|Introduction to dermoscopy
Increasing subspecialization in medicine results in a concentration of experts in few medical centers and a lack of expert knowledge in other, predominantly rural areas. Physicians in these areas may have problems with the diagnosis and management of equivocal pigmented skin lesions. The patient has to be sent to an expert in a medical center for further diagnosis and, depending on the results, for adequate treatment. This transportation means inconvenience for the patient and costs for the medical care system due to re-examination by the expert. Finally, the whole procedure of patient transportation and re-examination that is cost- and time-consuming might have been unnecessary if the expert could have been consulted beforehand.
In the last few years the continuous progress in computer technology has lead to the introduction of a revolutionary diagnostic tool, known as telemedicine, that is improving communication between physicians and medical specialists and will help decrease costs for the citizen and the health care system. In several medical specialties, where digital images are crucial in diagnosis and management decisions, such as radiology or internal medicine (endoscopy; ultrasound) to name but a few, telemedicine already represents a well-integrated part of daily medical life. In addition, it has recently been shown that teledermatology is a useful and suitable diagnostic tool, especially in communities where dermatologists are not available [Kvedar 1997, Lesher 1998, Loane 1998, Lowitt 1998, Norton 1997, Perednia 1995, Phillips 1997, Zelickson 1997]. An even newer diagnostic approach is teledermoscopy that permits to send clinical as well as dermoscopic images of pigmented skin lesions using telematic networks [Piccolo 1999, Provost 1998].
Recently, Piccolo et al. performed a teledermoscopic study on 66 pigmented skin lesions by sending clinical and dermoscopic images from L’Aquila (Italy) to Graz (Austria) via internet (E-mail). The results of this study, achieved by the store-and-forward approach, demonstrated that the degree of concordance between “face-to-face” diagnosis and telediagnosis was 91% when performed by experts in dermoscopy on both sides [Piccolo 1999]. (See Table)
Another encouraging approach due to the fast and easy exchange of information via the internet is the possibility to discuss dermoscopic images with experts all over the world asynchronously. The New York University Group of Alfred W. Kopf along with Harold Rabinovitz set up an “e-Room” called Dermnetwork to share interesting dermoscopy cases. Each “room” can be “entered” only by those who have access (passwords) thus assuring confidentiality since patients are involved (http://www.dermnetwork.org).

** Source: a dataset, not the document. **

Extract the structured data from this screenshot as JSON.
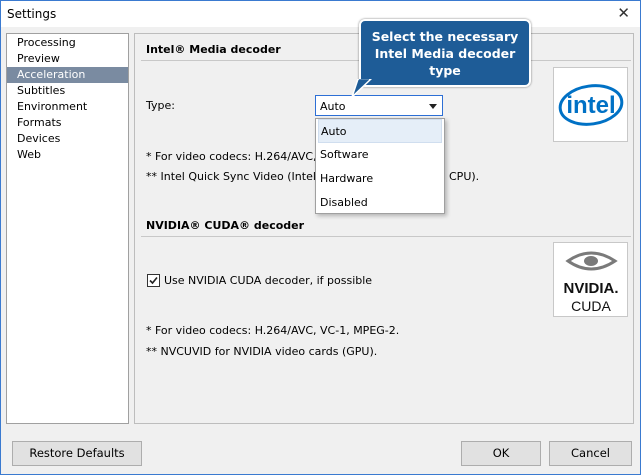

In our estimation, teledermoscopy may contribute significantly to reduce waiting time and workload in dermatologic clinics, spare the patients unnecessary distress, and ultimately save public money whilst providing a faster, reliable and more efficient service.
Dermoscopic-pathologic correlation using telecommunication
The careful inspection of a dermoscopic image together with the corresponding specimen would then enable the dermatopathologist to decide whether all representative dermoscopic features are also present histopathologically. So, serial sections or additional sections from other blocks can be ordered when the underlying histopathologic structures of ELM features, clearly visible on the dermoscopic images, are not present in the histologic specimen. At the moment, however, no studies have been performed to critically evaluate the impact of this combined assessment on the accuracy of histopathologic diagnosis of melanocytic skin tumors.
In conclusion, dermoscopy should not be regarded simply as a magical tool for facilitating the diagnosis of pigmented skin lesions but also as a tool for in-vivo gross pathology. By viewing dermoscopic images in addition to a meticulous gross pathology protocol, relevant ELM features and their histopathologic correlates can be clearly identified. The significance of this method of clinicopathologic correlation in the field of pigmented skin lesions is twofold: